**AIM OF THE TASK**. In the entries that follow, how many lines contain "Development"? Answer with the number only.

**PROVIDED INFORMATION**.
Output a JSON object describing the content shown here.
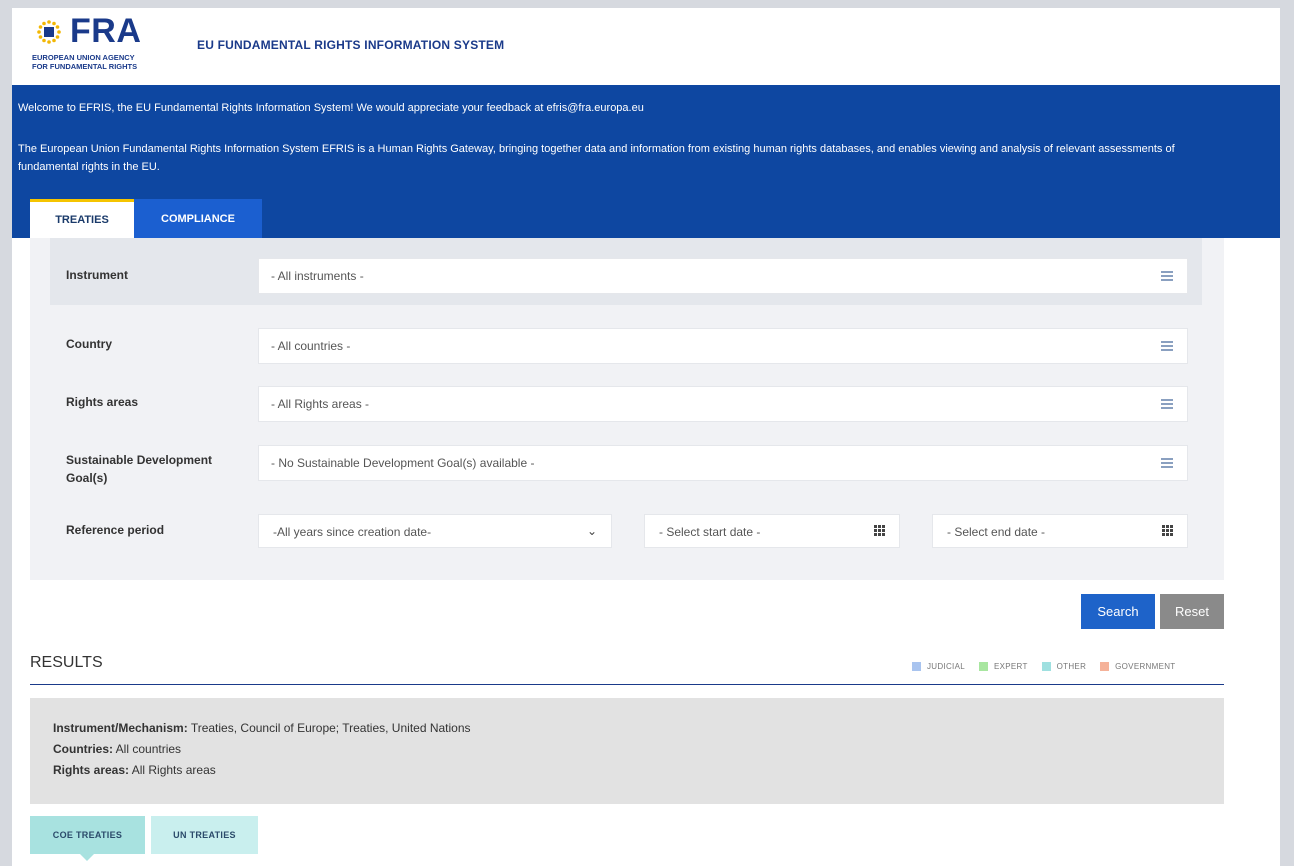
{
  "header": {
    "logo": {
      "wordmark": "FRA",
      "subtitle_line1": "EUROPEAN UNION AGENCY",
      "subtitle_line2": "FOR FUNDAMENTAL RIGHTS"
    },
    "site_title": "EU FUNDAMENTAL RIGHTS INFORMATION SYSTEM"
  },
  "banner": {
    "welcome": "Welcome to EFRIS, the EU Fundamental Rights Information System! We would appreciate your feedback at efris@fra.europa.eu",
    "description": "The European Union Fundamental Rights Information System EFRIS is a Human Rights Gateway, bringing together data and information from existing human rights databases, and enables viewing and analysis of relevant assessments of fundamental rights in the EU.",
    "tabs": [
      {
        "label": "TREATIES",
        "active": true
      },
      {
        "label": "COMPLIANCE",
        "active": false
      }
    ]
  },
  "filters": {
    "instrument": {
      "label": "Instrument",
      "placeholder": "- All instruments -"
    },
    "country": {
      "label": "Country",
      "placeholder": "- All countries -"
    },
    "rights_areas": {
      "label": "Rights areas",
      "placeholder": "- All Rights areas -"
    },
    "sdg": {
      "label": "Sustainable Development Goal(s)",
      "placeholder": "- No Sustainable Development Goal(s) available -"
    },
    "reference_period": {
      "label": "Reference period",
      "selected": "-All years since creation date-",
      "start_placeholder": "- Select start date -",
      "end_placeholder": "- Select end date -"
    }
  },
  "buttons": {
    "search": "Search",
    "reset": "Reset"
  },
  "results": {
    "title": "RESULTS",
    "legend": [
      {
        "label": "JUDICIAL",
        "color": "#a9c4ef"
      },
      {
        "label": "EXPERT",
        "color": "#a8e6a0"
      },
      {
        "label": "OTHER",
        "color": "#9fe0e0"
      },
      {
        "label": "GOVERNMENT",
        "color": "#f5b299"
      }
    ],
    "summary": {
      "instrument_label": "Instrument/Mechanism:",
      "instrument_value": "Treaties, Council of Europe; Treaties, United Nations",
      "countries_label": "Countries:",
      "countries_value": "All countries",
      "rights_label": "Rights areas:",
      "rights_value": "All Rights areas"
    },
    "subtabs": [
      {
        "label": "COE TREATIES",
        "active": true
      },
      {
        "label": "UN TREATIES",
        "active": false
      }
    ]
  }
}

**OUTPUT FOR THIS TASK**. 2